Saturday in CinCity. The Pour Yourself a Drink, Put on Some Lipstick, and Pull Yourself Together Edition.
Well, I celebrated another birthday this week. In a little over a year I've lost some things: memory, a kidney stone I was apparently quite fond of, multiple phone chargers. One daughter has moved to the Big Easy and another to her first student apartment, neighbors have moved for various job transfers, and a best friend is gone, though the pain of her death has lessened a little.
I've gained. My cholesterol numbers should be my bowling score. Or, my IQ. Lots more aches in the mornings, but I'm going to blame the Lipitor and not my new Zumba class. More shoes. Two rooms on the attic floor to remodel. More time with my hubby. We walk a lot more. We argue a lot less.
A birthday around this time of year makes it easy to want to start a "new year" since autumn still feels like a time of beginnings with fresh pens and notebooks. My husband likes to announce that "this is the last roof we're ever going to replace" or "this is the last winter coat I'm going to buy so it has to last" as though the Grim Reaper is only blocks away from our front door. He means well and I love him for it. He wants to remind me to appreciate every day since the days ahead may be different. Emptier.
I'm reminded most days of the fragility of life and then again of the tenacity of the life source. The hardiness of the human spirit. The miracle and the tragedy that "life goes on." But, you know what they say. That's life.
by Dorothea Tanning
On one of those birthdays of which I've had so many
I was walking home through the park from a party,
pleased that I'd resisted mentioning the birthday—
why hear congratulations for doing nothing but live?
The birthday was my secret with myself and gave me,
walking under all those trees, such a strong feeling of
satisfaction that everything else fell away: party sounds,
the hostess who stared and as suddenly disappeared
on seeing her husband walk in with a young(er ) friend;
another guest examining garment labels in the room
where I went to leave my jacket; one of two waiters
balancing a trayful of foot-high champagne glasses;
a bee-like buzz of voices I ought to have enjoyed
but heard as foreign babble, so remote it was from
a birthday, so empty of import nothing would remain.

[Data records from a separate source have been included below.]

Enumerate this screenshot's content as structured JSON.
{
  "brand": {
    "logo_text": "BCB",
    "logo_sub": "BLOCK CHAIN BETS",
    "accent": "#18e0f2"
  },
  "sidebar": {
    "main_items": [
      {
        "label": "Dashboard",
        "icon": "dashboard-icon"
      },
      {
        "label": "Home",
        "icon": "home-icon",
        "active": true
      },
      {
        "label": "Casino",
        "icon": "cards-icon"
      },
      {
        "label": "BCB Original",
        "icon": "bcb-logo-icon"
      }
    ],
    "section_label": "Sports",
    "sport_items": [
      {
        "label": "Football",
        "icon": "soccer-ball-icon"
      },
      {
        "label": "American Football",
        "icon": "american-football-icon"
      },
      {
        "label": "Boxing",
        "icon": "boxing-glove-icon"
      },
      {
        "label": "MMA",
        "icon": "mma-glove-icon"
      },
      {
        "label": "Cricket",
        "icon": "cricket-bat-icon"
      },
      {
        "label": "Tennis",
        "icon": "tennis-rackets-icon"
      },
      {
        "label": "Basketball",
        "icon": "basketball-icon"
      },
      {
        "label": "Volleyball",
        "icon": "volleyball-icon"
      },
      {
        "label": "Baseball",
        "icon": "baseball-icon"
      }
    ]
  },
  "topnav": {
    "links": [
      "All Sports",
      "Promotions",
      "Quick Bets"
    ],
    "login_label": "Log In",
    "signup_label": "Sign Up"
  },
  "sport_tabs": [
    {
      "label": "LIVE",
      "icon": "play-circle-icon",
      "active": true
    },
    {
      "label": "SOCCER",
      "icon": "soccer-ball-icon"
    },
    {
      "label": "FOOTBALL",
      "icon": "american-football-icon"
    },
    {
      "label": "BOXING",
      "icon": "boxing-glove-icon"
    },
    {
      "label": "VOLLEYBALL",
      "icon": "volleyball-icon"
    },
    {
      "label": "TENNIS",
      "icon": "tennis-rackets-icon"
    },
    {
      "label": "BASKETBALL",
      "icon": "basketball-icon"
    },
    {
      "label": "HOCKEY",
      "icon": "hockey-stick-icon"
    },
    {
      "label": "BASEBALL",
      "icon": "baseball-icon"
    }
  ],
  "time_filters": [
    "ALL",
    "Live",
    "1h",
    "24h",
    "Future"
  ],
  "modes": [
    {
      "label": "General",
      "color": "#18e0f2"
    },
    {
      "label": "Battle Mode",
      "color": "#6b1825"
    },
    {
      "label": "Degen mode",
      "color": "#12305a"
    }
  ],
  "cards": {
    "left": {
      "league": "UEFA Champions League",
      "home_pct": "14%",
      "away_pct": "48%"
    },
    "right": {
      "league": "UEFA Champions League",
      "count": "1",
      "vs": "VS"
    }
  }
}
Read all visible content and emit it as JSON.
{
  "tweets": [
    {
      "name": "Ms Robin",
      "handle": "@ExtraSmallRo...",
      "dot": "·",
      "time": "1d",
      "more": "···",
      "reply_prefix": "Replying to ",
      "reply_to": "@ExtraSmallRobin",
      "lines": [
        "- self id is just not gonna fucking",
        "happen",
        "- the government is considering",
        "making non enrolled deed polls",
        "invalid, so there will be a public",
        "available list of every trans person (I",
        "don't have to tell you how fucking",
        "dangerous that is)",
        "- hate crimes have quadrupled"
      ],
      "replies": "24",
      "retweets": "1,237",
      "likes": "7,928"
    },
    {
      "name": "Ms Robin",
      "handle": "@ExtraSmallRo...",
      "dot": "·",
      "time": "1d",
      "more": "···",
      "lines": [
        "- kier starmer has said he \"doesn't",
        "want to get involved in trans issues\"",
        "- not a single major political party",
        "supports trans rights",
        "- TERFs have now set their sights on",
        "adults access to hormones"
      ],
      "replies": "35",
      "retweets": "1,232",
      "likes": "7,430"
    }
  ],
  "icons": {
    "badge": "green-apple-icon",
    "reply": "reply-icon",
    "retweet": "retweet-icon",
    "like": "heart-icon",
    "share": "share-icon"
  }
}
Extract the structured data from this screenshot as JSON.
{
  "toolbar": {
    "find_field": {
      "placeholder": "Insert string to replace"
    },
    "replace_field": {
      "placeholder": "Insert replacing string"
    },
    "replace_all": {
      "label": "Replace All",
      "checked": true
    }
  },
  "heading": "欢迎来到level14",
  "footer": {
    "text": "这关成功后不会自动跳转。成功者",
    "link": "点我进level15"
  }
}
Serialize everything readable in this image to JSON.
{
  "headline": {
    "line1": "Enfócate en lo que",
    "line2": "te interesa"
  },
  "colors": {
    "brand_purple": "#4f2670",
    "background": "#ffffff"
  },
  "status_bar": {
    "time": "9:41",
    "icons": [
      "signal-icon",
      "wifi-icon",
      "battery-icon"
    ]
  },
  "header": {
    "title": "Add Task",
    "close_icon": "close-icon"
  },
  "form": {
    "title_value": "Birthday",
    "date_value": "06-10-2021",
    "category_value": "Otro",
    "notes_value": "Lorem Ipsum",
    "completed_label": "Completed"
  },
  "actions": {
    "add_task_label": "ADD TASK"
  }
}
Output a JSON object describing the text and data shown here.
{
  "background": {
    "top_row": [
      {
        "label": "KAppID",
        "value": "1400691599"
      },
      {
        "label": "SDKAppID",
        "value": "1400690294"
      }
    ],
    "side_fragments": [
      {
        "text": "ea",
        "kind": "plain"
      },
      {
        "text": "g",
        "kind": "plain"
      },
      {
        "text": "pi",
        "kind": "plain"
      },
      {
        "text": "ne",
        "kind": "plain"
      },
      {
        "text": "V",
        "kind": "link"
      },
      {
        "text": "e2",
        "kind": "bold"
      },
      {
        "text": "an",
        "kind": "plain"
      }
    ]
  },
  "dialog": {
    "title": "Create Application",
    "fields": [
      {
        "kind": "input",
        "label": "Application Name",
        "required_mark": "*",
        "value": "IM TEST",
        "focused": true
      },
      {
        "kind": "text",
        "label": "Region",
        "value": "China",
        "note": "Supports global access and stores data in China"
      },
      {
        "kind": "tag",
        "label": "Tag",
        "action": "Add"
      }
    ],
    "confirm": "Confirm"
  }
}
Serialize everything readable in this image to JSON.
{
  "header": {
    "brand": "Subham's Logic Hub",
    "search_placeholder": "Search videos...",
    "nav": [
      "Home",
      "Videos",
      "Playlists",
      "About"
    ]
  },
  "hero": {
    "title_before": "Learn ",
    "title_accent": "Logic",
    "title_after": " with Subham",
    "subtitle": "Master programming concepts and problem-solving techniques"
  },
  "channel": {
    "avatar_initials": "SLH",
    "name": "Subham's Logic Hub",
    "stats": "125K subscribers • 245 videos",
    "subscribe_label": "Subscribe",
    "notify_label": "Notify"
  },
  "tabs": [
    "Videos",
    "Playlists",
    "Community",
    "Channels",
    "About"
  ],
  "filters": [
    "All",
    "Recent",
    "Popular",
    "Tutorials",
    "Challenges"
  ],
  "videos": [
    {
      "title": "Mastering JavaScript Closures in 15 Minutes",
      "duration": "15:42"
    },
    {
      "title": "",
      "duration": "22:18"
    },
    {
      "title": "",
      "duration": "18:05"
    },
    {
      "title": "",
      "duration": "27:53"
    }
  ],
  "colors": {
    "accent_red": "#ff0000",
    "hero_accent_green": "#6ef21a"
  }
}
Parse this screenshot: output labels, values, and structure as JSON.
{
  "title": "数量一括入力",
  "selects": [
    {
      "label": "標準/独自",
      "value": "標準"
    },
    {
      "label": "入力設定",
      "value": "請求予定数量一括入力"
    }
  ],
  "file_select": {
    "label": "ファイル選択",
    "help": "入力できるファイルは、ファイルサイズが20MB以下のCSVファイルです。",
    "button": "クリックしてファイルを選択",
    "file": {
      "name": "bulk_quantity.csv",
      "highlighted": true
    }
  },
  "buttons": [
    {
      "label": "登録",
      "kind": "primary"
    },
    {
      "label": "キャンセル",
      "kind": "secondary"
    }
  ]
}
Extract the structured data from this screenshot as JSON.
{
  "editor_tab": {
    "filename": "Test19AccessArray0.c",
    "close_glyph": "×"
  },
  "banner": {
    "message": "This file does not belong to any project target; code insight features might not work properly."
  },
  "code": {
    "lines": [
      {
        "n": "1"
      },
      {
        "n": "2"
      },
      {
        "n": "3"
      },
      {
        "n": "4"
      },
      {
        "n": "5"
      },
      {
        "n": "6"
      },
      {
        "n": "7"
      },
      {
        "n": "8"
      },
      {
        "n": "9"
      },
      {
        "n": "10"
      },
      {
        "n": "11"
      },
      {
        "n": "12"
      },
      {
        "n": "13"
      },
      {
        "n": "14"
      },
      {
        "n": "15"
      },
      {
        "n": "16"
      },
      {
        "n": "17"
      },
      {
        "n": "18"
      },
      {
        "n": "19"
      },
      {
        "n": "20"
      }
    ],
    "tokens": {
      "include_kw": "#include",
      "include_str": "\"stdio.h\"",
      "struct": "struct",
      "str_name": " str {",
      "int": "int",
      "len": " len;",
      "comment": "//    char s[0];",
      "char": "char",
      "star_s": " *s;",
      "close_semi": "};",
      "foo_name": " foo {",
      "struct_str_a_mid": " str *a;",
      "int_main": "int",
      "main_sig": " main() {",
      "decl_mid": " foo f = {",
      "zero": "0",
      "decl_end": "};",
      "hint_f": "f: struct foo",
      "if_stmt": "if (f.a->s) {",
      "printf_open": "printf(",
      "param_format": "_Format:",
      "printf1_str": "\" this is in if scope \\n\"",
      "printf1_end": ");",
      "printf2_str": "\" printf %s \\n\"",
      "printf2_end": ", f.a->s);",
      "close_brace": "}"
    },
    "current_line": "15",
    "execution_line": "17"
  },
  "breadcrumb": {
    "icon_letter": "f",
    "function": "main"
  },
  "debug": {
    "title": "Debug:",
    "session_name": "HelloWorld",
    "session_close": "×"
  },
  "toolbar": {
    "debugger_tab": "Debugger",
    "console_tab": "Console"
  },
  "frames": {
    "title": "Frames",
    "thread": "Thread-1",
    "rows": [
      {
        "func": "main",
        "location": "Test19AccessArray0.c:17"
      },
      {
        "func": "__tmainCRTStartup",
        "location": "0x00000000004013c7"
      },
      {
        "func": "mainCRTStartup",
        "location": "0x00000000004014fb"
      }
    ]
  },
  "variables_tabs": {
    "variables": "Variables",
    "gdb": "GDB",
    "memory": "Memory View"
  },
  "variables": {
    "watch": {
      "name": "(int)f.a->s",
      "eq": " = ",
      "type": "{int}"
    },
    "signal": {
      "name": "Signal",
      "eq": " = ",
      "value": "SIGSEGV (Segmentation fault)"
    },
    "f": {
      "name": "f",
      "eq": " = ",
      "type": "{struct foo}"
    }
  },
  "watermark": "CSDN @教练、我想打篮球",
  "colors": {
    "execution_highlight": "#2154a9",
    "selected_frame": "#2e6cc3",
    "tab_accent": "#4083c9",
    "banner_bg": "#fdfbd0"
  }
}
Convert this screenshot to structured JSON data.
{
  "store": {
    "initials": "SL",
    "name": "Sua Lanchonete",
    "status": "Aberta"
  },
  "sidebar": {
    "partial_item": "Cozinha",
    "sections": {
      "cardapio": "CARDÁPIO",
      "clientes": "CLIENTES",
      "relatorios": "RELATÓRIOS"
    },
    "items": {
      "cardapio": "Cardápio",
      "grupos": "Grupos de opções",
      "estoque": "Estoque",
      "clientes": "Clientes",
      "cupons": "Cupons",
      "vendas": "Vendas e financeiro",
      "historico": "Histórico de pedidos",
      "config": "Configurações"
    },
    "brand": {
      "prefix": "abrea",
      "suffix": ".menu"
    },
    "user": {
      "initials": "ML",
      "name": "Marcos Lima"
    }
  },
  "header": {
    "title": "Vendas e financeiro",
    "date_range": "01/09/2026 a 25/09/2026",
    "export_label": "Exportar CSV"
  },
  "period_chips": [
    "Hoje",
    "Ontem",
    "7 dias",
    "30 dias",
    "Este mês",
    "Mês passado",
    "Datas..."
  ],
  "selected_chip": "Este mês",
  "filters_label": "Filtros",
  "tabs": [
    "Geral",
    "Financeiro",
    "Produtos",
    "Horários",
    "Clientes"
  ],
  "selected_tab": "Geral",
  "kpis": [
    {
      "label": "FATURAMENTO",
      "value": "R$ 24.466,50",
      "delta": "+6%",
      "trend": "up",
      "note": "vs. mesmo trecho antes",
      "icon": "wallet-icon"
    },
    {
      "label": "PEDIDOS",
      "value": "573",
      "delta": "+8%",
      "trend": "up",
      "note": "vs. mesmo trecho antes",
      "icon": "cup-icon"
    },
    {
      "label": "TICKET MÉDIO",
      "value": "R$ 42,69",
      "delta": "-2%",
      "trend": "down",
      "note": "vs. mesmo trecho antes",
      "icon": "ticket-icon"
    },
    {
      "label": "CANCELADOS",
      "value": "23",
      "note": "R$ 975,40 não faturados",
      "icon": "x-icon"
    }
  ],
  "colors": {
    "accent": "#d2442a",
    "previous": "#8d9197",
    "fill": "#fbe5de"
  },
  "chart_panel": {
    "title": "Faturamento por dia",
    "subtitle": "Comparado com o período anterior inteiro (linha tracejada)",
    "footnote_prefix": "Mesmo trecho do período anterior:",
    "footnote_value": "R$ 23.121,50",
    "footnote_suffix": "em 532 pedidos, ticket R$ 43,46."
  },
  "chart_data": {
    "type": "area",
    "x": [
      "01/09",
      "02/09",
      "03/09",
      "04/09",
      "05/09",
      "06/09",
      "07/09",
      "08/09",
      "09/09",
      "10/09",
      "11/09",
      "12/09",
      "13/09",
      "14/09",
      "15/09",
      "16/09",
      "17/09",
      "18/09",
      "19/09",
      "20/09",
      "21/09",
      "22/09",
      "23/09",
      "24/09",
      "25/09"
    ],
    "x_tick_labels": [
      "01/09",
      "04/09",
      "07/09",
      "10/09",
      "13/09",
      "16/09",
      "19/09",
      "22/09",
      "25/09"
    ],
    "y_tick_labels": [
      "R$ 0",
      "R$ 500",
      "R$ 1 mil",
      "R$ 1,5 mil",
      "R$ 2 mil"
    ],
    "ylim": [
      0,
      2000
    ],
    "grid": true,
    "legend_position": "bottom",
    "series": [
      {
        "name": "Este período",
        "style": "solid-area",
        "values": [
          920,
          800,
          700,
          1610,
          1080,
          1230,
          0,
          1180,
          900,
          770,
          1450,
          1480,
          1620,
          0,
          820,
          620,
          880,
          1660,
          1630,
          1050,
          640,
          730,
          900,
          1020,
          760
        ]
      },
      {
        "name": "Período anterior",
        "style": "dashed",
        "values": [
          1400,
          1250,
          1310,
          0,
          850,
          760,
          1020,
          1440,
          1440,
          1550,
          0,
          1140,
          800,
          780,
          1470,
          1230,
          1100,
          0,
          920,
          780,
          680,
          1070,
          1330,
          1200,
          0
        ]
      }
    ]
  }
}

I got my jacket, waved from the hall, pressed Down.
In summer the park, for an hour or so before night,
is at its greenest, a whole implicit proposition
of green leaves, a triumph of leaves enfolding me
that day in a green intimacy so trustworthy I told
them my secret: "It's my birthday," I said out loud
before turning away to cross the avenue.
please note: title is courtesy of Elizabeth Taylor